Category : Vietnam
Date : December 2, 2016

The ‘rice bowl’ of Vietnam, the delta is carpeted in a dizzying variety of greens. It’s a water world that moves to the rhythms of the mighty Mekong, where boats, houses and markets float upon the innumerable rivers, canals and streams that criss-cross the landscape like arteries. The bustling commerce of its towns contrasts sharply with the languid, almost soporific pace of life in the countryside.

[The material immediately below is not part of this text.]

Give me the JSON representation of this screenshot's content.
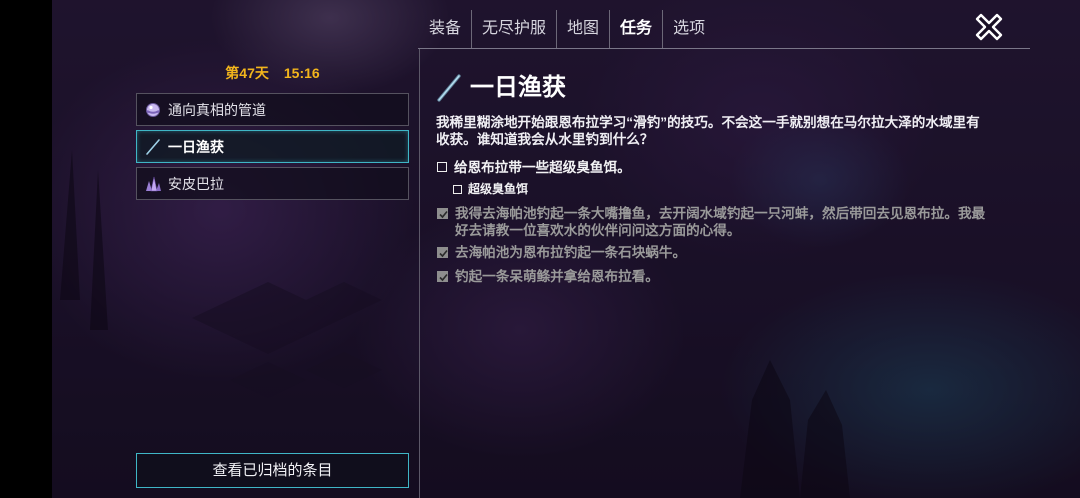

Here buffalo wallow in rice paddies, coconut- and fruit-laden boats float slowly along the mud-brown waters, and two-wheeled exploration of the narrow lanes is amply rewarded with a true taste of rural hospitality (and delicious river fish). Elsewhere, mangrove forests teem with a wealth of bird life and bristle with the remains of Viet Cong bunkers, ornate Khmer pagodas and Buddhist temples reach for the sky, while off-coast islands offer white-sand beaches and tropical hideaways to some, and pirate havens to others.


My Tho is well geared up for boat trips, and near enough to Ho Chi Minh City to be seen on a day-trip: it affords an appetizing glimpse of the delta’s northernmost tributary, the Tien Giang. 


Vĩnh Tràng Temple

Vĩnh Tràng Temple is a Buddhist temple near Mỹ Tho in the Mekong Delta region of southern Vietnam. It is one of the best-known temples in the region.






Mekong Delta

My Tho, just two hours from Saigon by bus, is the most accessible Mekong Delta town. This proximity makes it a favourite with the tour groups that pile into town from mid-morning to late-afternoon. The organised tours disgorge their passengers by the river from where they take a boat across the Tien River to Tuoi Son Island and Ben Tre where they can boat through boat canals, visit coconut candy factories, wander through fruit orchids and feast on fresh seafood. All of these things can be done independently — either by chartering your own boat, getting the car-ferry over to Ben Tre or by getting a boat across the river and just wandering around. Aim for being on the river by mid afternoon — say 3pm. That way, you’ll still be out when the light is great for pictures and long after the groups have left to return to Saigon. Regular buses to My Tho leave from Saigon’s Cho Lon bus station and the trip takes two hours.



Boat carrying sand from the riverbed



That’s me with a Burmese python 


Small rowing boats take you through narrow canals






Traffic in the canals


Candy making


Wrapping of candy


Mekong delta classic – elephant ear fish


Spirit with snakes, scorpions, etc – why not